Minds Make Societies

How Cognition Explains the World Humans Create

[Amazon Link]

Another book I can't quite recall why I put on the get-at-library list. But I did (ILL from Boston College, thanks). And I regret to say, it wasn't for me.

The author, Pascal Boyer, is an anthropologist and evolutionary psychologist, now teaching at Washington U in St. Louis. His goal here is to offer evolution-based explanations for the puzzling behavior of human belings, around the globe and over history.

The main part of the book is organized around various questions. For example:

  • Why are humans so good at cooperating in small groups, but fiercely (and sometimes violently) competitive with humans outside their group?
  • We are pretty good at accumulating information quickly and using it to make good decisions about our future. But also common are various forms of group irrationality: moral panics, investment bubbles, socialism. Why is that?
  • Why is modern religion such a recent development in human history?
  • We like to think that our current traditions and laws involving family life are "natural", based on our human nature.
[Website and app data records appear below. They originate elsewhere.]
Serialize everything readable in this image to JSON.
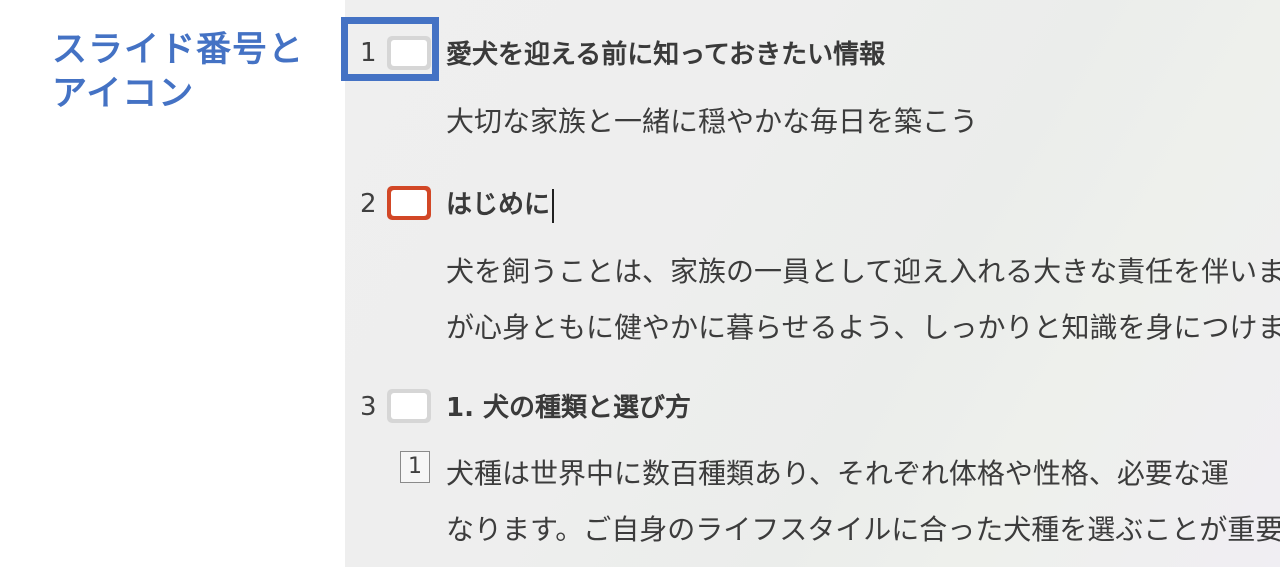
{
  "annotation": {
    "line1": "スライド番号と",
    "line2": "アイコン"
  },
  "outline": {
    "slides": [
      {
        "number": "1",
        "title": "愛犬を迎える前に知っておきたい情報",
        "body": [
          "大切な家族と一緒に穏やかな毎日を築こう"
        ]
      },
      {
        "number": "2",
        "title": "はじめに",
        "body": [
          "犬を飼うことは、家族の一員として迎え入れる大きな責任を伴いま",
          "が心身ともに健やかに暮らせるよう、しっかりと知識を身につけまし"
        ]
      },
      {
        "number": "3",
        "title": "1. 犬の種類と選び方",
        "level": "1",
        "body": [
          "犬種は世界中に数百種類あり、それぞれ体格や性格、必要な運",
          "なります。ご自身のライフスタイルに合った犬種を選ぶことが重要で"
        ]
      }
    ]
  },
  "colors": {
    "annotation_blue": "#4472c4",
    "active_icon": "#d24726",
    "inactive_icon": "#d6d6d6"
  }
}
But, given the sweep of history, are they really?
  • We seem to have notions of "fairness" and "trade" built into our brains, but just and prosperous societies have (again) only relatively recently developed. Is that just a big hairy accident, likely doomed to self-destruction?
  • Can we, with our limited intellectual powers, claim to "understand" societies at all? They're devilishly complex!

With regard to the religion one, I found myself asking: if God called Abraham only around 4,000 years ago, what was He up to for the previous 200,000 years of mankind's history? Just not paying attention? How does my local pastor explain that, anyway?

Anyway: These could be fascinating topics. Prof Boyer does his level best to make them dull.

Well, that's unfair. Probably a more accurate way of putting it: he doesn't write down to my level. Sample sentence, plucked at random (page 228):

So the force dynamics that come to mind when we think about power relations, those notions of pushing and pulling, of force and resistance, are only very awkward ways of representing large-scale interactions that are vastly more complex, and indeed too complex for our conscious representations.

Yeah, well, maybe. I got the (probably unfair) idea that Prof Boyer wrote this in French, got someone else to translate it into English.

Anyway: it's one of those "I looked at every page" books. And I learned stuff, but probably missed a lot too.